In 1905 revolt broke out in German East Africa as numerous tribes rejected forced labor on German cotton plantations, united by the belief that holy water (maji) would protect them from German bullets. Despite their faith, and their success in capturing a number of towns, the so-called Maji Maji were completely outmatched by European technology and brutally suppressed by the Germans.
Sep 1904 Zaidi Revolt in Yemen▲
The Zaidi imam, Yahya ibn Mohammed, led a revolt against the Ottoman Empire in Yemen. To restore their authority, the Ottomans were forced to grant important concessions to the Zaidis, agreeing to withdraw the civil code and restore sharia in Yemen.
3 Oct 1904–25 Dec 1906 Namaqua Revolt▲
While the Germans were busy suppressing the Herero revolt in German South West Africa, Nama chief Hendrik Witbooi started his own rebellion in October 1904. The notorious German General Lothar von Trotha told the Nama that if they did not surrender they would be exterminated like the Herero. After the death of Witbooi from a wound suffered in October 1905, the Nama began surrendering, only to be rounded up into concentration camps where thousands would die of malnutrition.
31 Mar 1905 Tangier Crisis begins▲

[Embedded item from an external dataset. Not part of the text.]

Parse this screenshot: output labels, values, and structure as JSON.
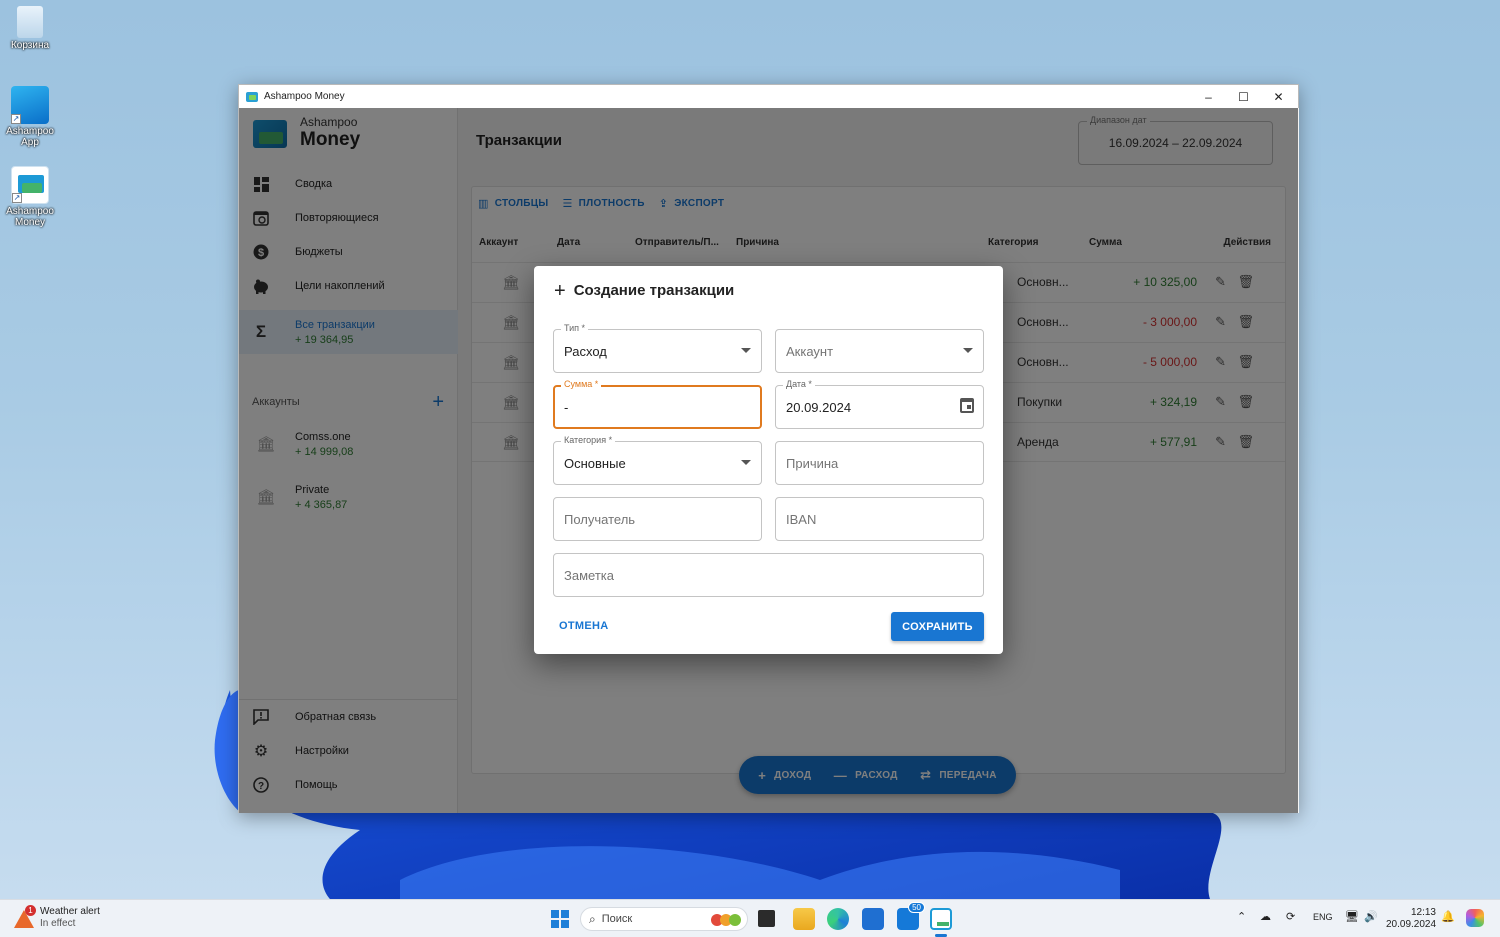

In March 1905 Kaiser Wilhelm II of Germany arrived in Tangier, Morocco, and proclaimed German support for the Sultan of Morocco as ruler of a free and independent kingdom - a statement which directly and deliberately challenged French influence in Morocco. The Sultan subsequently rejected a set of French-proposed governmental reforms and issued invitations to major world powers to a conference, precipitating a crisis among the European powers. The crisis peaked in June, when Germany threatened an alliance with Morocco, but was resolved by the Algeciras Conference of 1906.
7 Jun 1905 Algerian-AOF line▲

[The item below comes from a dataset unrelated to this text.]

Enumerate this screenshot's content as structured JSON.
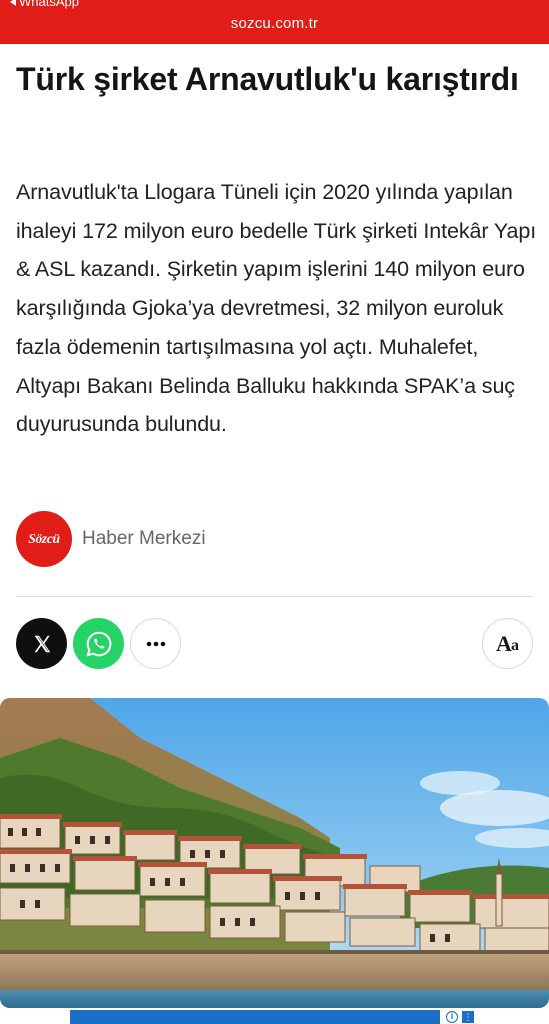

The French Colonial Office defined the boundary between the Southern Territories of Algeria and French West Africa, drawing a line from Cape Draa in Morocco to the south of the Hoggar Mountains. The delimitation eased the rivalry between the two French colonies, but by specifying Cape Draa, it assumed that this part of Morocco would inevitably fall under French control. Further adjustments would be made during the Niamey Conventions of June and August 1909.

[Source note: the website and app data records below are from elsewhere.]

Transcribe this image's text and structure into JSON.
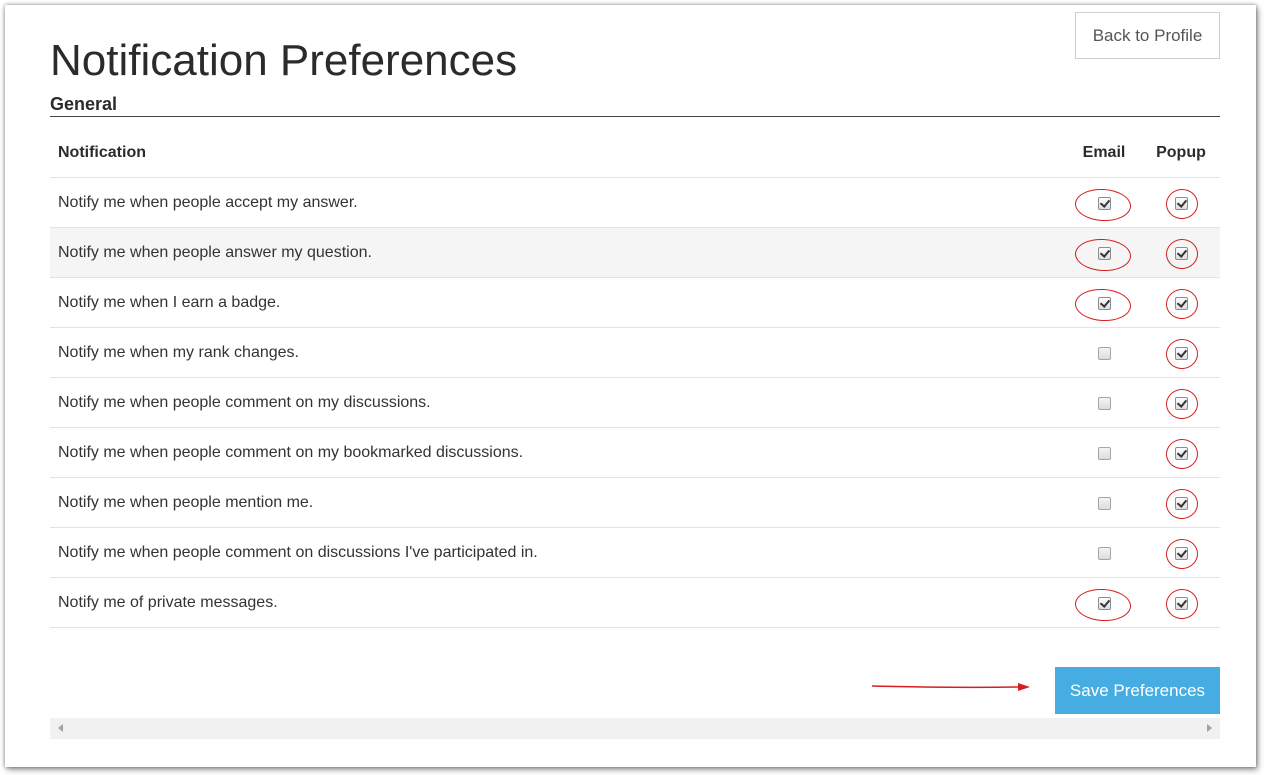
{
  "header": {
    "back_label": "Back to Profile",
    "title": "Notification Preferences",
    "section": "General"
  },
  "table": {
    "columns": {
      "notification": "Notification",
      "email": "Email",
      "popup": "Popup"
    },
    "rows": [
      {
        "label": "Notify me when people accept my answer.",
        "email": true,
        "popup": true
      },
      {
        "label": "Notify me when people answer my question.",
        "email": true,
        "popup": true
      },
      {
        "label": "Notify me when I earn a badge.",
        "email": true,
        "popup": true
      },
      {
        "label": "Notify me when my rank changes.",
        "email": false,
        "popup": true
      },
      {
        "label": "Notify me when people comment on my discussions.",
        "email": false,
        "popup": true
      },
      {
        "label": "Notify me when people comment on my bookmarked discussions.",
        "email": false,
        "popup": true
      },
      {
        "label": "Notify me when people mention me.",
        "email": false,
        "popup": true
      },
      {
        "label": "Notify me when people comment on discussions I've participated in.",
        "email": false,
        "popup": true
      },
      {
        "label": "Notify me of private messages.",
        "email": true,
        "popup": true
      }
    ]
  },
  "footer": {
    "save_label": "Save Preferences"
  },
  "colors": {
    "accent": "#45ade2",
    "annotation": "#d61f1f"
  }
}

20 Jul 1905–Aug 1908 Maji Maji Rebellion▲
Rejecting forced labor on German cotton plantations, spiritual leader Kinjikitile "Bokero" Ngwale incited an indigenous uprising across southern German East Africa. According to Bokero's teachings, holy water ("maji") would grant his followers - armed only with spears and traditional weapons - immunity to German bullets. Although Bokero was quickly arrested and executed, the rebellion he started was only fully suppressed in 1908.